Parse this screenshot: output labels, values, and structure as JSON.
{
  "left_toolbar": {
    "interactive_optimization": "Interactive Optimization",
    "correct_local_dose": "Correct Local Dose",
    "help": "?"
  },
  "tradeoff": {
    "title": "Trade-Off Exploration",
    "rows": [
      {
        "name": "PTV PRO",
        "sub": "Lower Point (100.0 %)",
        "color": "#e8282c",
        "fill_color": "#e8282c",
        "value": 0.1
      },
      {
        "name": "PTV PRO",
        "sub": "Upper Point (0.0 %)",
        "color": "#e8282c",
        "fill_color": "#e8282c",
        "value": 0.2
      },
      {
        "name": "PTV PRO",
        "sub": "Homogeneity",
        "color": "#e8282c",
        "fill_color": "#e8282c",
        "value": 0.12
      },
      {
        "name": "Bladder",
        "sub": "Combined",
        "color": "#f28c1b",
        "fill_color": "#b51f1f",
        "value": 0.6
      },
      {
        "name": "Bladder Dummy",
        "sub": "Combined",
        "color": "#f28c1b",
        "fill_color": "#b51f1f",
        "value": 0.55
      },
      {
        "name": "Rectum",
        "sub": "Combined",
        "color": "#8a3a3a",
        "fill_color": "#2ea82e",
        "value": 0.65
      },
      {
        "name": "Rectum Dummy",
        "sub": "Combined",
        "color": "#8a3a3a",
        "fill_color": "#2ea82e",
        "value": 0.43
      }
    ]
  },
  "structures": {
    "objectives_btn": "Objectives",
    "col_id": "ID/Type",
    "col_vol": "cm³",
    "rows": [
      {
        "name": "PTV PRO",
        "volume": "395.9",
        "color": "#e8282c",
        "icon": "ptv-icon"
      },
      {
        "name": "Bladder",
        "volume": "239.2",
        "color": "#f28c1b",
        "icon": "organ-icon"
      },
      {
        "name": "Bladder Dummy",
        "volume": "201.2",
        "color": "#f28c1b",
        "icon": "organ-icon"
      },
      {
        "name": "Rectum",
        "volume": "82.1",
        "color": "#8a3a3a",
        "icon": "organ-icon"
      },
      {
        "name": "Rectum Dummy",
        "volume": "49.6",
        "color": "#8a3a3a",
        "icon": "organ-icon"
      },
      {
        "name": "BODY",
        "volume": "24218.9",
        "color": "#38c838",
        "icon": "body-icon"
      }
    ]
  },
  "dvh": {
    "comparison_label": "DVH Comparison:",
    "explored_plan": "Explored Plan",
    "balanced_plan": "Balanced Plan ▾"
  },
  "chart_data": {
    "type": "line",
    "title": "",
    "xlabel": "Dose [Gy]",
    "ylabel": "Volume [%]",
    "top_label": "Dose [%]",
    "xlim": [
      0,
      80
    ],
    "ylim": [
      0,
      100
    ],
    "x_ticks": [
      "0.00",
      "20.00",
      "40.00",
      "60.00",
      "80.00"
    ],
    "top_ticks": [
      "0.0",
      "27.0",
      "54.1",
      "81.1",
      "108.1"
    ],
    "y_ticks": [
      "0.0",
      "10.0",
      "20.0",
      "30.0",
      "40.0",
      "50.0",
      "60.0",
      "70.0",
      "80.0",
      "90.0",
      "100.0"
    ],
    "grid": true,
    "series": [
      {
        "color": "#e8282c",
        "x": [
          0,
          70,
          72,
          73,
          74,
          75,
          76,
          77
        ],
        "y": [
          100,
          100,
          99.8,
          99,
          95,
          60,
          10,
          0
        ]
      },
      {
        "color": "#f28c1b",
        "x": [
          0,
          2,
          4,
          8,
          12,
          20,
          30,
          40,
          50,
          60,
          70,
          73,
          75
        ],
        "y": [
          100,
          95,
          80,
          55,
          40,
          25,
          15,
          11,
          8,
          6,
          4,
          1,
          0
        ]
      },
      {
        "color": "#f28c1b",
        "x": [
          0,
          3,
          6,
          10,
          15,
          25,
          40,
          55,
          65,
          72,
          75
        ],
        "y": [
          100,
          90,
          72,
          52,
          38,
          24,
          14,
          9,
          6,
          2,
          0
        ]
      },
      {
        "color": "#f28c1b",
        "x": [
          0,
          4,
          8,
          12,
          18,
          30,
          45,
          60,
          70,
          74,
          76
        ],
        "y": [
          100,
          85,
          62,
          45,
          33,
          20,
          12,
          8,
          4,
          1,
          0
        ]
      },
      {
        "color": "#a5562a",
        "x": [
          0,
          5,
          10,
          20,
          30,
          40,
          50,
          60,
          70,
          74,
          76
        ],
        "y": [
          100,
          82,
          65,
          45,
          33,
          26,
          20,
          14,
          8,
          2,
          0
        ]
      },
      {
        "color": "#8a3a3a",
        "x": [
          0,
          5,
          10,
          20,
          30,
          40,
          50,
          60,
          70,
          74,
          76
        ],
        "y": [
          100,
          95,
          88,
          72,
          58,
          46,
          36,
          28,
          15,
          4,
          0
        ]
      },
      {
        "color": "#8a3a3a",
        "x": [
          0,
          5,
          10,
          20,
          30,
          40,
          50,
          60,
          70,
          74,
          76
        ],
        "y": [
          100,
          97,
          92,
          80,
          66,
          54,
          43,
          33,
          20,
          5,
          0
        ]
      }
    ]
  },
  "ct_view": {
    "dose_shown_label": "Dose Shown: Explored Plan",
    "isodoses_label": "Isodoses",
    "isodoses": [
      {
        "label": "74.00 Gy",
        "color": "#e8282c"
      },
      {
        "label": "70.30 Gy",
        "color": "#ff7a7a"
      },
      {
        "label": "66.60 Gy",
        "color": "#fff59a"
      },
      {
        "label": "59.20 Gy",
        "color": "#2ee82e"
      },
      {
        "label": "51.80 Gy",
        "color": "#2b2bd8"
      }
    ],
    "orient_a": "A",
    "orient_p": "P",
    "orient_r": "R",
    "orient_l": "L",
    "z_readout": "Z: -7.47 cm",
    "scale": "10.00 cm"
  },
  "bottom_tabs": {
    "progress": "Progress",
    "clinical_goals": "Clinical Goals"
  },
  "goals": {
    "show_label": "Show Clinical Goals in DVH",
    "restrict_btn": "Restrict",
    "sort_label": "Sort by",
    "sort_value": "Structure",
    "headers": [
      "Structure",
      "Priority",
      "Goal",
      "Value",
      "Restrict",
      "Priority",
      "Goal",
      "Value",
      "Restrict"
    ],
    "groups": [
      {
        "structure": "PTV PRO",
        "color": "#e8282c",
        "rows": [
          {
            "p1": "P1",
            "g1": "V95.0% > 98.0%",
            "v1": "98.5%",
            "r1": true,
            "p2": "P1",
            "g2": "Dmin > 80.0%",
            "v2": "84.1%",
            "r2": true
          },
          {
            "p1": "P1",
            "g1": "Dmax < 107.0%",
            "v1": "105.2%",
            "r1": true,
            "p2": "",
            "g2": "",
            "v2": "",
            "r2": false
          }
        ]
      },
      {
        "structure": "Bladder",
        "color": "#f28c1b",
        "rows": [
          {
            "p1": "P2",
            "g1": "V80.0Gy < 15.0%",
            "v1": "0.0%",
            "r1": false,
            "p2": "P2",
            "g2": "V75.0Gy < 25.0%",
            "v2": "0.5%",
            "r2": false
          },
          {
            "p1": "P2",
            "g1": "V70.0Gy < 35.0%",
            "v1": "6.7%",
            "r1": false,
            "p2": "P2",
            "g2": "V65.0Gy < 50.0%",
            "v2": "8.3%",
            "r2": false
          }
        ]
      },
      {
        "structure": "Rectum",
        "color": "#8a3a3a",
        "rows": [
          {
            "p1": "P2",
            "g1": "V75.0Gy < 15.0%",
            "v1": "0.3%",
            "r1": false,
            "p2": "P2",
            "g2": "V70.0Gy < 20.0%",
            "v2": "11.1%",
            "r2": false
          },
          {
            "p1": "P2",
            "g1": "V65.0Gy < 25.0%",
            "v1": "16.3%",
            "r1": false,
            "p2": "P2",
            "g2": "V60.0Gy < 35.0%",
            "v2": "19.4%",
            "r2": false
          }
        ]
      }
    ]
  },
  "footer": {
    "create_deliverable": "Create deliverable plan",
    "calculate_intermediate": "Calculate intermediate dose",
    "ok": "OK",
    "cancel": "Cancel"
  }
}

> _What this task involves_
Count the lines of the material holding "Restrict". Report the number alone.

> _Reply to the exercise_
3